works with growth hormones to promote growth and development of bone and tissue. These
hormones also affect how your body metabolizes sugar, or glucose. IGF and insulin can work
together to rapidly reduce the level of glucose in your blood.
Leptin
Leptin is a hormone released by body fat that helps your body maintain normal weight on a long-
term basis. It does this by regulating hunger by providing the sensation of satiety (feeling full). As
leptin is created by stored body fat, the higher level of body fat means a higher release of leptin.

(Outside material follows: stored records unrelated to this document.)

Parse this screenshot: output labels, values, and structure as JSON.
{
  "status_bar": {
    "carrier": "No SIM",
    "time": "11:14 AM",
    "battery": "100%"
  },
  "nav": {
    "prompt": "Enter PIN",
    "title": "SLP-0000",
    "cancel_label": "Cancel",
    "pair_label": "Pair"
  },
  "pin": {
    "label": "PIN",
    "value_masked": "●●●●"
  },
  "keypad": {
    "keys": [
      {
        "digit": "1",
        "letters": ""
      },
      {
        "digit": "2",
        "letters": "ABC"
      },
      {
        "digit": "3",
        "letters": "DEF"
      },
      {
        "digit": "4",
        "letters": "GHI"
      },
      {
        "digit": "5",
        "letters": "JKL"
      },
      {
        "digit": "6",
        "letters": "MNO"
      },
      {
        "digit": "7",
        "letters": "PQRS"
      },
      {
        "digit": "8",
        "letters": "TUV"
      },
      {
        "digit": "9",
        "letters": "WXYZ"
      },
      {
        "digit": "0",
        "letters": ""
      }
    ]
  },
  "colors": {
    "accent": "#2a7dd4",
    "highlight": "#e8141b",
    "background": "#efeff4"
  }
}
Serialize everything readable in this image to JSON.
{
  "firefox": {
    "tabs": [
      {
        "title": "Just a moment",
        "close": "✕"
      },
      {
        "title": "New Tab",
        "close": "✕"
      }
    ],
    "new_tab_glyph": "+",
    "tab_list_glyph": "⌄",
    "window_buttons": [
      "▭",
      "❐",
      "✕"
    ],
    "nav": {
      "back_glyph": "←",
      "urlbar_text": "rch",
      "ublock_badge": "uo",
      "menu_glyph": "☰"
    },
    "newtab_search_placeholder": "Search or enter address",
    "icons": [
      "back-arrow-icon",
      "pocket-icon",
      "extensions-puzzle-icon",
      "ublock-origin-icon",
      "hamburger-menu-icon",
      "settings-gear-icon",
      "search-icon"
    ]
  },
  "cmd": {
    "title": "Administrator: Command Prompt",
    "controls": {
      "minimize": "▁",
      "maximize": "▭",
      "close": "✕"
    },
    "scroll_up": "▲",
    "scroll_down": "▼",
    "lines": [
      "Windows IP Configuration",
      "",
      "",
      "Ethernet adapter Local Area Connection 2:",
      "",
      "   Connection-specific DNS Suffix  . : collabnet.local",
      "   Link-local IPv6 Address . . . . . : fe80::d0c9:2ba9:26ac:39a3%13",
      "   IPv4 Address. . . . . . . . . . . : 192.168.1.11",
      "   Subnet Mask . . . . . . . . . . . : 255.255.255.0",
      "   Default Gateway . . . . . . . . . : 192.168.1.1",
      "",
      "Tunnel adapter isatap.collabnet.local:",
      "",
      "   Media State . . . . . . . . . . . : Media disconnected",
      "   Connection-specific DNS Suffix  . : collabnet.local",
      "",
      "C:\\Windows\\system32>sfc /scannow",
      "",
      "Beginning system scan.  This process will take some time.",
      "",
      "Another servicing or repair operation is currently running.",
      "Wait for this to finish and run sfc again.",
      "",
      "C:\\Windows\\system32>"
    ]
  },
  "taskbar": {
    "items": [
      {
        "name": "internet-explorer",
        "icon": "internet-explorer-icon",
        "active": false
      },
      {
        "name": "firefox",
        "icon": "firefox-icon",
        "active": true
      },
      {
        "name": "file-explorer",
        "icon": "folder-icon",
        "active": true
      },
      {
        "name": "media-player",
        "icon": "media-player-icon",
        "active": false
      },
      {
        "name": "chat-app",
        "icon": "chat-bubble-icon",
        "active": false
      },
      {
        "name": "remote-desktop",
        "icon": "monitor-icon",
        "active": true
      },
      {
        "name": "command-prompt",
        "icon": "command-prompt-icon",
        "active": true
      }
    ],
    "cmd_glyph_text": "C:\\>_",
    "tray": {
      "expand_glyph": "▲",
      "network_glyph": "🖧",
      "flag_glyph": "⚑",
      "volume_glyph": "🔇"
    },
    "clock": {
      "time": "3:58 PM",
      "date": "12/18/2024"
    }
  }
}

This signal should mean that the person stops eating. For those on weight loss protocols, as your

body fat decreases, your leptin levels decrease, which may signal your body to think that it is
suddenly in starvation, which it clearly is not. This feeling of starvation can stimulate hunger and
appetite and can lead to increased food consumption. (5)
Gastric Inhibitory Peptide (GIP)
GIP is a member of the secretin family of hormones. It was discovered in extracts of intestine that
inhibited gastric motility and secretion of acid, and initially called enterogastrone. It is secreted from
mucosal epithelial cells in the first part of the small intestine.
GIP enhances the release of insulin in response to infusions of glucose. For this action, it has also
been referred to as glucose-dependent insulinotropic peptide.
Secretin
Secretin is a digestive hormone secreted by the wall of the upper part of the small intestine (the
duodenum) that regulates gastric acid secretion and pH levels in the duodenum. When hydrochloric
acid passes from the stomach into the duodenum, secretin is released into the bloodstream and
stimulates the duct cells of the pancreas to secrete water and bicarbonate. By this mechanism,
hydrochloric acid secreted by the stomach is diluted and neutralized. Secretin also inhibits the
secretion of gastrin, which triggers the initial release of hydrochloric acid into the stomach, and
delays gastric emptying. (6)

References
1. Gastrin | You and Your Hormones from the Society for Endocrinology. (n.d.).
https://www.yourhormones.info/hormones/gastrin/
2. Ghrelin | You and Your Hormones from the Society for Endocrinology. (n.d.).
https://www.yourhormones.info/hormones/ghrelin/
3. Ptruong. (2023, December 6). Type 1 diabetes | Diabetes Australia | Diabetes Australia.
Diabetes Australia. https://www.diabetesaustralia.com.au/about-diabetes/type-1-diabetes/
4. Healthdirect Australia. (2021, November 4). Type 2 diabetes.
https://www.healthdirect.gov.au/type-2-diabetes
5. Professional, C. C. M. (n.d.-d). Leptin & Leptin Resistance. Cleveland Clinic.
https://my.clevelandclinic.org/health/articles/22446-leptin
6. Utiger, R. D. (1998, July 20). Secretin | Definition & Function. Encyclopedia Britannica.
https://www.britannica.com/science/secretin
Written by: Natalia Kay, Clinical Nutritionist for Pure Health Solutions
www.purehealthsolutions.com.au